Still, as a portrayal of events in the week beginning late on the night of Aug. 19 when the invasion began and ending Aug. 27 with the return of Czechoslovak leaders from a showdown at the Kremlin, the program is as convincing as a work of this kind can be. The overall tension is real. The helplessness of the Czechoslovaks is poignant. The smug brutality of the Soviet leaders is infuriating.

The scene shifts from the party headquarters in Prague, where through the window the sound of advancing Soviet forces can be heard, to the Kremlin headquarters of the Moscow leadership. The Czechoslovaks are taken into "protective custody," later arrested and then propped up to act as negotiators for their country's fate with the Soviet captors. Virtually all the action is indoors.

The main source for the film is Zdenek Mlynar, who was secretary of the Communist Party presidium under Dubcek and now lives in western Europe. He recorded more than 26 hours of recollections for the staff of Britain's Granada Television which, ABC says, then spent two years verifying as much of the account as possible. Understandably, the story unfolds from Mlynar's perspective, which may distort somewhat the role of others.

Dubcek, who is remembered now as the motivating force behind the transformation of Czechoslovakia's hardline Communist Party to "socialism with a human face," seems almost pathetically unhinged by the perfidy of his Soviet allies. After he and his closest colleagues were bundled off to Moscow by Soviet occupiers, Dubcek collapsed and was bedridden during the crucial days of bargaining with Brezhnev and the others. The impression left -- probably correct -- is that Dubcek was simply not strong enough to face down the invaders.

The rest of the Czechoslovaks -- Oldrich Cernik, the prime minister; Ludovik Svoboda, the president; Gustav Husak, who was eventually the Soviets' choice to replace Dubcek -- are believably acted in ways that conform to the parts they are known to have played.

The Soviets are perhaps best of all.

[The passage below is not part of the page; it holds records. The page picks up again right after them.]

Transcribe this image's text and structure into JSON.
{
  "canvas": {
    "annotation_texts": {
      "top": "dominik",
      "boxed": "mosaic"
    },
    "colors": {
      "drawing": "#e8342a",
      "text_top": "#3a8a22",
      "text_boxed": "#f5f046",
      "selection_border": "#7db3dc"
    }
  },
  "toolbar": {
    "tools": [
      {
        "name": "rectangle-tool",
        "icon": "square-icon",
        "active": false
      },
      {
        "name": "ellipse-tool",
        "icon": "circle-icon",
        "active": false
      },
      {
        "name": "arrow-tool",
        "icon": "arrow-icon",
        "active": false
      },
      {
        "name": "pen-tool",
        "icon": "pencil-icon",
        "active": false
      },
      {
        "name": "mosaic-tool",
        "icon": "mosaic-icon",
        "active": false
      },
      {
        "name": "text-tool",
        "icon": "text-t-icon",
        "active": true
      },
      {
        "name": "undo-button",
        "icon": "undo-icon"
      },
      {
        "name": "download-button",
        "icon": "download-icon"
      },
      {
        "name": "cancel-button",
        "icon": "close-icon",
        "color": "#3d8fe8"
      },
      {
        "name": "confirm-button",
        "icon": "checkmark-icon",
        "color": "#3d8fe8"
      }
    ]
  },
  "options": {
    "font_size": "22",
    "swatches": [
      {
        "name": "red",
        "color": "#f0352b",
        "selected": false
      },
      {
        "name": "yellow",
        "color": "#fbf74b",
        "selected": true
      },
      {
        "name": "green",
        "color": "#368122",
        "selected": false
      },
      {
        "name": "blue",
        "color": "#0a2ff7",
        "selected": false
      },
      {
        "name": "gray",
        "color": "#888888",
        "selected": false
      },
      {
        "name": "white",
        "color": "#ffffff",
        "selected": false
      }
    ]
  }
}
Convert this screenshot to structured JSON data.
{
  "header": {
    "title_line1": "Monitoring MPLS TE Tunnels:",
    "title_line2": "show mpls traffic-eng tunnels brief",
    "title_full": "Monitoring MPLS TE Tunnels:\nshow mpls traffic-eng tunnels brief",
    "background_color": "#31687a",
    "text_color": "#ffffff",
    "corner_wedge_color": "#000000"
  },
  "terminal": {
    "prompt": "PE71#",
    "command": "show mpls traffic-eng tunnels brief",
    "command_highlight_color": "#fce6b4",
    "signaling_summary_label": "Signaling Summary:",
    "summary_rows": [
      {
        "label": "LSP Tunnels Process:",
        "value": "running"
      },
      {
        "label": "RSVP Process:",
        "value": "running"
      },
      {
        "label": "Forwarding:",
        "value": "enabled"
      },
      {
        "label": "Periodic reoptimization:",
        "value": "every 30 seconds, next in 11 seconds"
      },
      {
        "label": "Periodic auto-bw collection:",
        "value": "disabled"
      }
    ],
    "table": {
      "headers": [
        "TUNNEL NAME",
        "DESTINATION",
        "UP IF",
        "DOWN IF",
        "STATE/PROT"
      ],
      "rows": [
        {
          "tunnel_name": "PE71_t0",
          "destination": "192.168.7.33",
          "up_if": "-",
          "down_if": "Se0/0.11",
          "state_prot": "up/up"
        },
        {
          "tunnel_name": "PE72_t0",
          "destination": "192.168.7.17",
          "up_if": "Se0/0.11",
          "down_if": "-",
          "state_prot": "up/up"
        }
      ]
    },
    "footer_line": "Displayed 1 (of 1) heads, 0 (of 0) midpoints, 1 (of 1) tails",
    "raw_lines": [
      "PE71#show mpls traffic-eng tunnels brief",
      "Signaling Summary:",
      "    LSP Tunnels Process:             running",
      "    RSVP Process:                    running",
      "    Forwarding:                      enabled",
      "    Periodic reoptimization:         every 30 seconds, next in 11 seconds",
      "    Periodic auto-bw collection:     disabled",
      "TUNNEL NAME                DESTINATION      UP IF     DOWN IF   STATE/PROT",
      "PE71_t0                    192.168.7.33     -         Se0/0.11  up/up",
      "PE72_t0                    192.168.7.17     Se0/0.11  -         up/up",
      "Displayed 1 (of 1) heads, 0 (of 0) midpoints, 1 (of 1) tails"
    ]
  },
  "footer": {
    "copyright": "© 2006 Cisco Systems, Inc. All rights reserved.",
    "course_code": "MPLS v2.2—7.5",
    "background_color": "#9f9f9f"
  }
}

Brezhnev and the late Alexander Kosygin are superbly made up and their dialogue, based on all we know of what was said at the time, is faithful. The climactic confrontation in the Kremlin at the end of which Brezhnev stalks out and leaves Dubcek gasping, conveys a starker sense of the Kremlin's inner sanctums than anything I've ever seen or read.

Now, many viewers have doubtless forgotten some of the details of the tragic end to the Prague Spring (as Dubcek's reform movement was called) and the fast-paced action may seem confusing at times. But the emotion comes through even if the precise chronology gets fuzzy. It is the sort of gripping drama that one feels in watching a jury's life-and-death deliberations: a great deal of talk that never gets boring.

The film, which was directed by Leslie Woodhead and written by David Boulton of Granada, ends with an update on what has happened to the principal Czechoslovaks. Most have fared badly. And that, alas, is true of their country as well. The vitality and hope that comes through in newsreels at the program's start is gone from Czechoslovakia, the most melancholy of Soviet-bloc nations. "Invasion" goes right to the roots of that sorrow.